- **Assigned task**
Using the listing below, select the lines with the word "title" and copy them.

- **Data provided**
* * *

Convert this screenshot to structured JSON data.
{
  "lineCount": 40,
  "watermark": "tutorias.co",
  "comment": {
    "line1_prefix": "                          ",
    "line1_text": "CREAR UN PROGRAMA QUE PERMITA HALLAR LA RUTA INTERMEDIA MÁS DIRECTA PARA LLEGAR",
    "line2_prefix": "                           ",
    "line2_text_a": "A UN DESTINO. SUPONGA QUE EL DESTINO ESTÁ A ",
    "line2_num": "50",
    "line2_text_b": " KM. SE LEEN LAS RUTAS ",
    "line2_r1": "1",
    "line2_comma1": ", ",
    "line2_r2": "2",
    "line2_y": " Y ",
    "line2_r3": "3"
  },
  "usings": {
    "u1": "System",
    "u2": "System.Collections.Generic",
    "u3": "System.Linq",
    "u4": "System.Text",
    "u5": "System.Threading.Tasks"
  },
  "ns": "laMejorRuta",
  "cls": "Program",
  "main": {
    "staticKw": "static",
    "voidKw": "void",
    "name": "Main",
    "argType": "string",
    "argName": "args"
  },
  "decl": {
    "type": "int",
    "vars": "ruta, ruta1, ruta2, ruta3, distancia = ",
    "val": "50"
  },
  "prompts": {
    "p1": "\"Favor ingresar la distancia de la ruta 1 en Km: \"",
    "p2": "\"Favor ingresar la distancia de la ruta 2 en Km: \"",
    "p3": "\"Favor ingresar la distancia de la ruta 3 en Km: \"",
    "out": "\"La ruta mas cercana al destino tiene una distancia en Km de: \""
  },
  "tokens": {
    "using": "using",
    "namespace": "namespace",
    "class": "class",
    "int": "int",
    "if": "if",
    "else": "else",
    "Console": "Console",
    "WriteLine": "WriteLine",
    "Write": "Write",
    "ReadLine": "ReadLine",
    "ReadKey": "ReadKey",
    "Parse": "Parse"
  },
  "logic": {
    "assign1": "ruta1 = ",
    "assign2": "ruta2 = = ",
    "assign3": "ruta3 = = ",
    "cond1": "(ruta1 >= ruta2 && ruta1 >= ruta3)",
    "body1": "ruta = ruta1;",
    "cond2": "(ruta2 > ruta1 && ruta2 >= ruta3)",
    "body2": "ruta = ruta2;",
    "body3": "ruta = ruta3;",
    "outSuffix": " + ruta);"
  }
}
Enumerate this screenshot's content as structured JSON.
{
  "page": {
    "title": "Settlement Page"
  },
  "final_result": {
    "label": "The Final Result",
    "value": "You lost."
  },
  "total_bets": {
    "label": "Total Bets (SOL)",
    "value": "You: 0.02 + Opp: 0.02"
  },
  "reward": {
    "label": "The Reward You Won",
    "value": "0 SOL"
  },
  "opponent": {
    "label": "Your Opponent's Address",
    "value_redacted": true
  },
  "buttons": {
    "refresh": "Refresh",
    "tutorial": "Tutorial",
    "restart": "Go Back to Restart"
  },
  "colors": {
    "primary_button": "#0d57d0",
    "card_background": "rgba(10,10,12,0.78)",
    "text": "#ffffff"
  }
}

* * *

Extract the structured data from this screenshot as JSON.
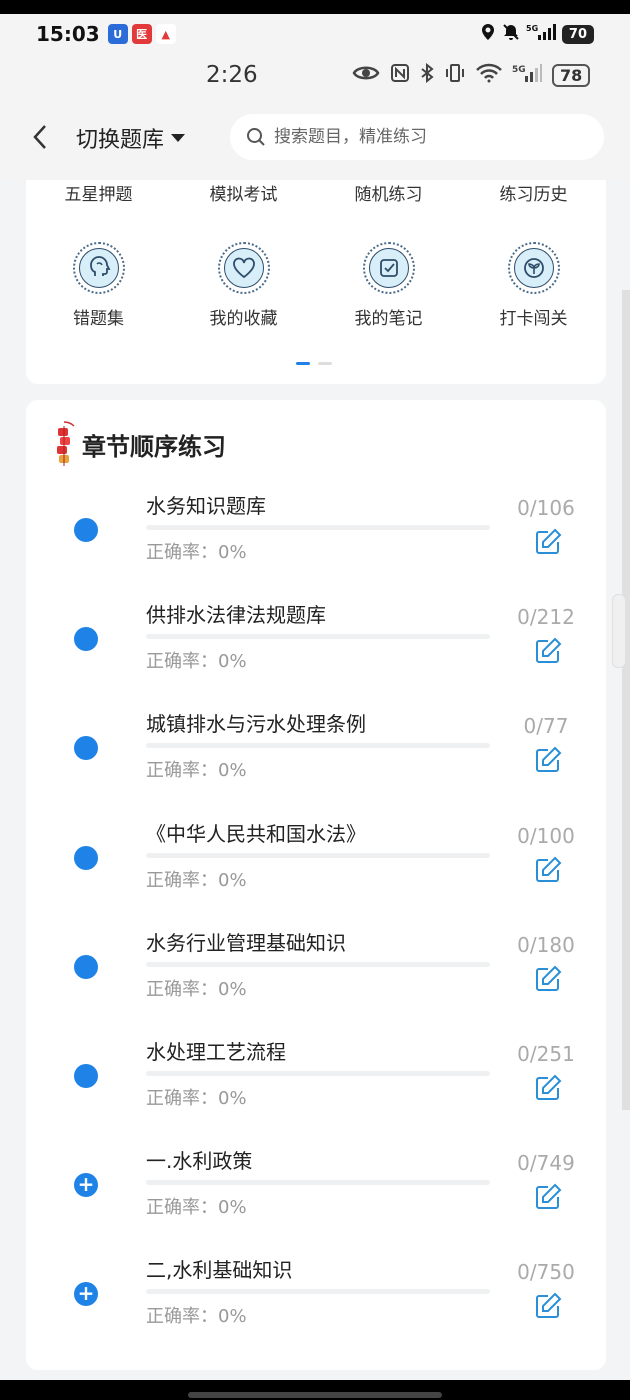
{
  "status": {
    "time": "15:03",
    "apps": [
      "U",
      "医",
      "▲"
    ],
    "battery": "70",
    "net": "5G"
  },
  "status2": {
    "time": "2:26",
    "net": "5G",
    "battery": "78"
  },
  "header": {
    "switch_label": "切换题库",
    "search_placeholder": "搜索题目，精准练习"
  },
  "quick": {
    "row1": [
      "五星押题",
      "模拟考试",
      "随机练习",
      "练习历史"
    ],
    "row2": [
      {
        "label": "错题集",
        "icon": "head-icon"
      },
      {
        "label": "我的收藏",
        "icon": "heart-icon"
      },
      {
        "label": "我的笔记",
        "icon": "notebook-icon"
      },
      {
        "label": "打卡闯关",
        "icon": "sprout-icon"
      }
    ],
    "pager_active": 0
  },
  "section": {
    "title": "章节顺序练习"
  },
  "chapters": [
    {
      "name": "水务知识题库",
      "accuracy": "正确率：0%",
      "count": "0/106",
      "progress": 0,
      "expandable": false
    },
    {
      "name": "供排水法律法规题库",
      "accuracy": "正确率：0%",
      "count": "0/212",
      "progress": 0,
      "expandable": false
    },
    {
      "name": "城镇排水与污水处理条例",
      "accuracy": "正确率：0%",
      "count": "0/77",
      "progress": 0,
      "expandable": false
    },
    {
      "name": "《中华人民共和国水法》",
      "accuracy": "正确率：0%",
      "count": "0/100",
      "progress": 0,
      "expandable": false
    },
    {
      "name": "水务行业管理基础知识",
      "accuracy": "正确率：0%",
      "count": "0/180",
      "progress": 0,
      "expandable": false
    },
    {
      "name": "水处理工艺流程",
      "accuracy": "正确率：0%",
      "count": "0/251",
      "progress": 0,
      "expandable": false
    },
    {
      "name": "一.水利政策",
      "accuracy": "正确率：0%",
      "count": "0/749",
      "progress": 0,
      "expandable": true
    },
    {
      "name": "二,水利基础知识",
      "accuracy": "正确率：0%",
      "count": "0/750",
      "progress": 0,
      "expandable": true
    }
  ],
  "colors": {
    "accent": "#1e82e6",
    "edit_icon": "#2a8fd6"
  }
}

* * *

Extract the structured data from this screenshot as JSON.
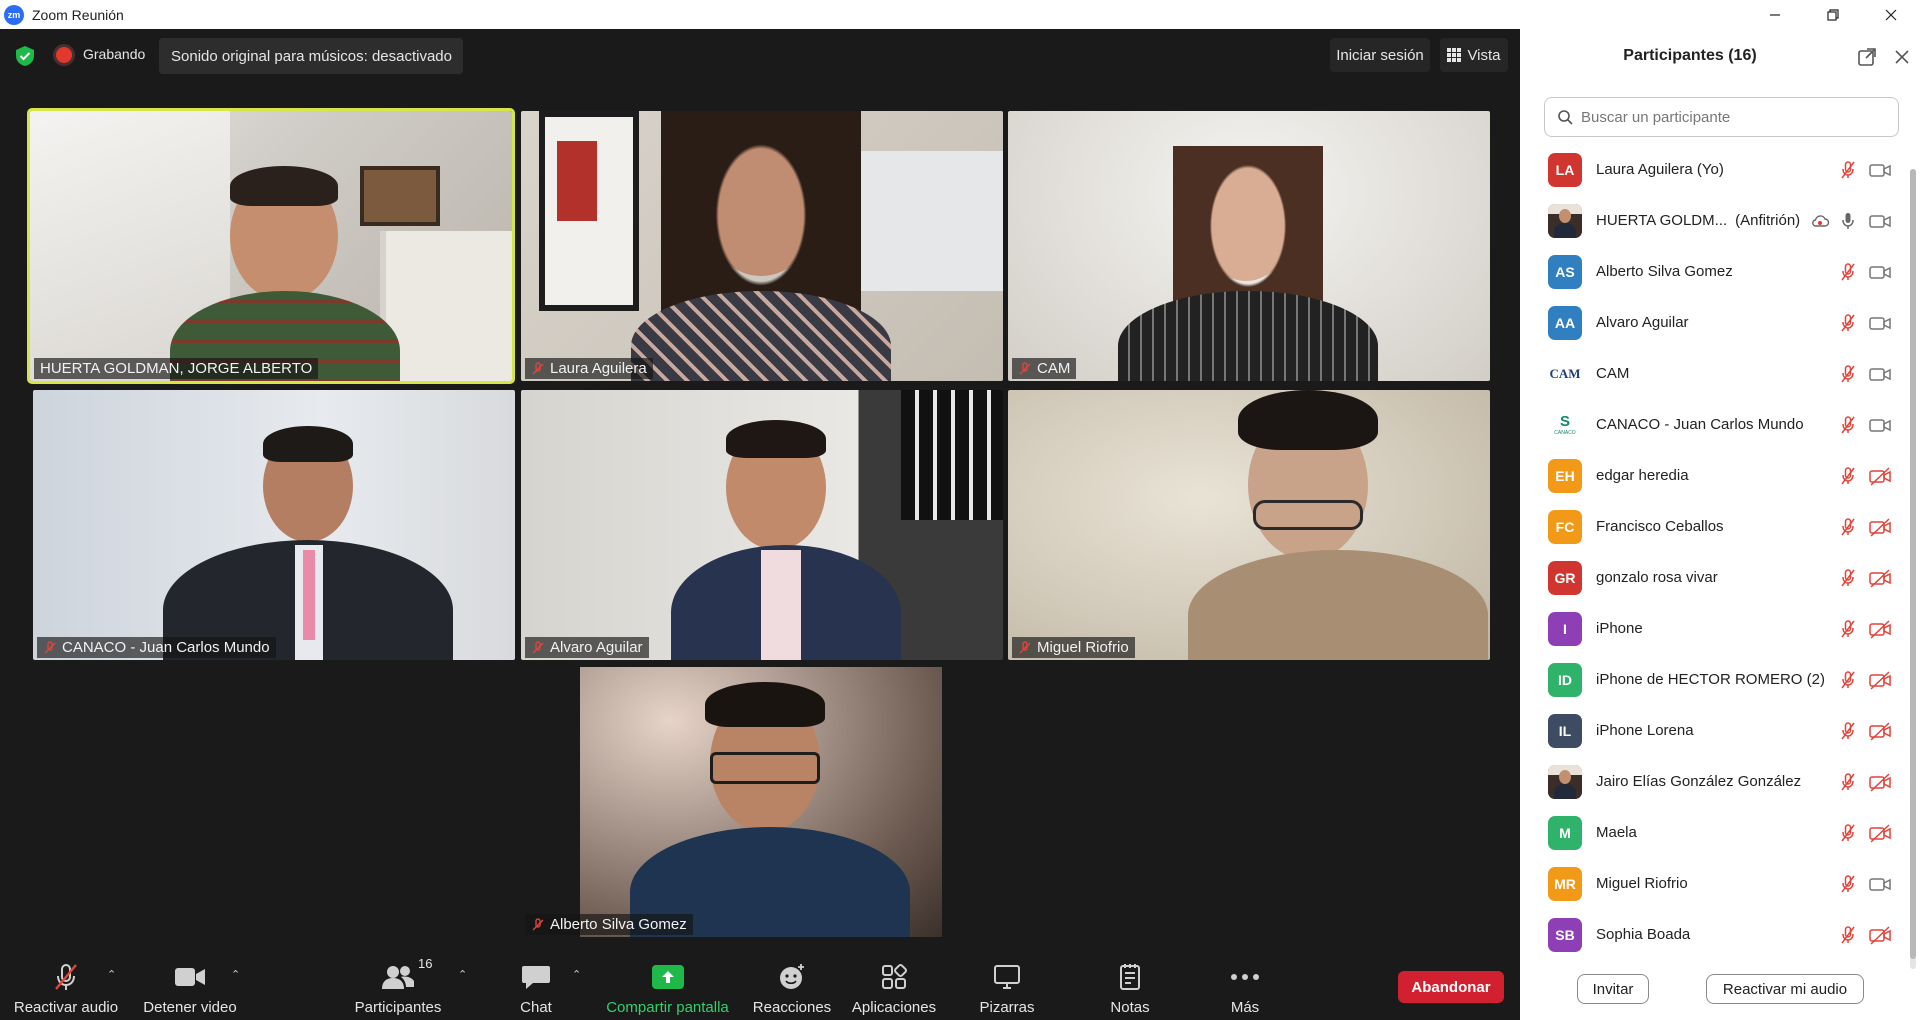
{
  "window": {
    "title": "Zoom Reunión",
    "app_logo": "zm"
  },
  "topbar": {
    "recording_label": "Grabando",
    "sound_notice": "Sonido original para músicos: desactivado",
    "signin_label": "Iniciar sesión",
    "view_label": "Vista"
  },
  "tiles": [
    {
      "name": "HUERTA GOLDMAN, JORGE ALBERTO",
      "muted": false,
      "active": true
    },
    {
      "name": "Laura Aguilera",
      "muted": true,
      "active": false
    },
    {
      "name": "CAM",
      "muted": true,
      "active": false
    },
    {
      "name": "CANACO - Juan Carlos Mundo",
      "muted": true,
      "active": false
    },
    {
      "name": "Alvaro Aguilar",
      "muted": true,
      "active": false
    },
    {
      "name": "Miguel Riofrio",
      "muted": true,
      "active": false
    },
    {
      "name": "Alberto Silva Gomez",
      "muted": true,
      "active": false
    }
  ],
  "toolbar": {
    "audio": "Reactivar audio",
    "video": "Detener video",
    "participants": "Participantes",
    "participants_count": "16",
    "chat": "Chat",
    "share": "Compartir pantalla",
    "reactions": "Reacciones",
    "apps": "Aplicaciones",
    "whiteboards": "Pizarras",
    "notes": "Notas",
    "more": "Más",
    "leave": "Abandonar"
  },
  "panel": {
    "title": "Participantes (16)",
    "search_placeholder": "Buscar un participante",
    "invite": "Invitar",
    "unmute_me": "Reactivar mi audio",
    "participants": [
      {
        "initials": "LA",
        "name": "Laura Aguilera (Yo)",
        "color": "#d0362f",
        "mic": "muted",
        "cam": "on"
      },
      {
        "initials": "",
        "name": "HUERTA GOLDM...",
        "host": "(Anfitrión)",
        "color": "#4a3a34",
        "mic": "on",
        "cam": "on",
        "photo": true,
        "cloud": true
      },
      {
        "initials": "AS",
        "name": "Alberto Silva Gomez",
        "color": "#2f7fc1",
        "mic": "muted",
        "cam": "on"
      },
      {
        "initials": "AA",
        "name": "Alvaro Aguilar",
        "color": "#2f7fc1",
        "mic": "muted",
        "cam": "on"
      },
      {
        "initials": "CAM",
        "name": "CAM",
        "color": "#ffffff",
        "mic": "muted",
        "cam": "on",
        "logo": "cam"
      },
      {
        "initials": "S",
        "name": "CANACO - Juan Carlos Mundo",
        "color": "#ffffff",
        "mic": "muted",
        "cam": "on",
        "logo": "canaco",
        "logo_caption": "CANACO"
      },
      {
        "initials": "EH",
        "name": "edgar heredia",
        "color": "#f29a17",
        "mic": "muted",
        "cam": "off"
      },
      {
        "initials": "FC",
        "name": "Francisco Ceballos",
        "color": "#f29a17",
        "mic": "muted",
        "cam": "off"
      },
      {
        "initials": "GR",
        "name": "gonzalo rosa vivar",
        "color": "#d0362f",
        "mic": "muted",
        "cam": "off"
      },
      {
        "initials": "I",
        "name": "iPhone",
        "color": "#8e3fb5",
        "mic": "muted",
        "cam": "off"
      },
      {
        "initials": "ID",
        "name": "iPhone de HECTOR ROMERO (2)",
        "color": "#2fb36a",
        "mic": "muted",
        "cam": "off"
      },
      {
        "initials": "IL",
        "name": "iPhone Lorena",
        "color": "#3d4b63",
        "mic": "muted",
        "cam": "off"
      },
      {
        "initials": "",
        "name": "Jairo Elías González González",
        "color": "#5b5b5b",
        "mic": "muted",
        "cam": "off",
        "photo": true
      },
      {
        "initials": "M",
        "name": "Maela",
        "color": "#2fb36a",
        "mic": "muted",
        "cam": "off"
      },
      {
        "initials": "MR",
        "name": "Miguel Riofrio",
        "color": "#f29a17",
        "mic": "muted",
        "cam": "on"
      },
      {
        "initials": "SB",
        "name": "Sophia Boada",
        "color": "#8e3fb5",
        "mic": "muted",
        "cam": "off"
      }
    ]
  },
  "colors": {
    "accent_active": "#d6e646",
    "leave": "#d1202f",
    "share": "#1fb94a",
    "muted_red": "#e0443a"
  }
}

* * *

- **Written solution**
    "title": "Settlement Page"
    "title": "章节顺序练习"
    "title": "Zoom Reunión",
    "title": "Participantes (16)",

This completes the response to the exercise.